--- EXERCISE REQUIREMENTS ---
In full and without change, retype the records.

--- RECORD EXTRACTS ---

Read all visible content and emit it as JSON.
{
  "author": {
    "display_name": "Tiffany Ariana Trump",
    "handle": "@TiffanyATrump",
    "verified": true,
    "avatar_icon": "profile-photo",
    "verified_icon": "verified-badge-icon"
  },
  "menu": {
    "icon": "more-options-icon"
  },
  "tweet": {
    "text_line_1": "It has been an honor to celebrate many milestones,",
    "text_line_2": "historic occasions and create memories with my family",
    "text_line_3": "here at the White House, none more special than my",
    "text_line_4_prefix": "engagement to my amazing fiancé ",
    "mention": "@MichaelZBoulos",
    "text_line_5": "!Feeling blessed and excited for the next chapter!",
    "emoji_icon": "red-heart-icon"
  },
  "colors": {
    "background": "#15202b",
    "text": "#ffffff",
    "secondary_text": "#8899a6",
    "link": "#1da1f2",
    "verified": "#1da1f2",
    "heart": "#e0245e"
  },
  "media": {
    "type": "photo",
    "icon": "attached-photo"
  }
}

--- EXERCISE RESPONSE ---
Read all visible content and emit it as JSON.
{
  "author": {
    "display_name": "Tiffany Ariana Trump",
    "handle": "@TiffanyATrump",
    "verified": true,
    "avatar_icon": "profile-photo",
    "verified_icon": "verified-badge-icon"
  },
  "menu": {
    "icon": "more-options-icon"
  },
  "tweet": {
    "text_line_1": "It has been an honor to celebrate many milestones,",
    "text_line_2": "historic occasions and create memories with my family",
    "text_line_3": "here at the White House, none more special than my",
    "text_line_4_prefix": "engagement to my amazing fiancé ",
    "mention": "@MichaelZBoulos",
    "text_line_5": "!Feeling blessed and excited for the next chapter!",
    "emoji_icon": "red-heart-icon"
  },
  "colors": {
    "background": "#15202b",
    "text": "#ffffff",
    "secondary_text": "#8899a6",
    "link": "#1da1f2",
    "verified": "#1da1f2",
    "heart": "#e0245e"
  },
  "media": {
    "type": "photo",
    "icon": "attached-photo"
  }
}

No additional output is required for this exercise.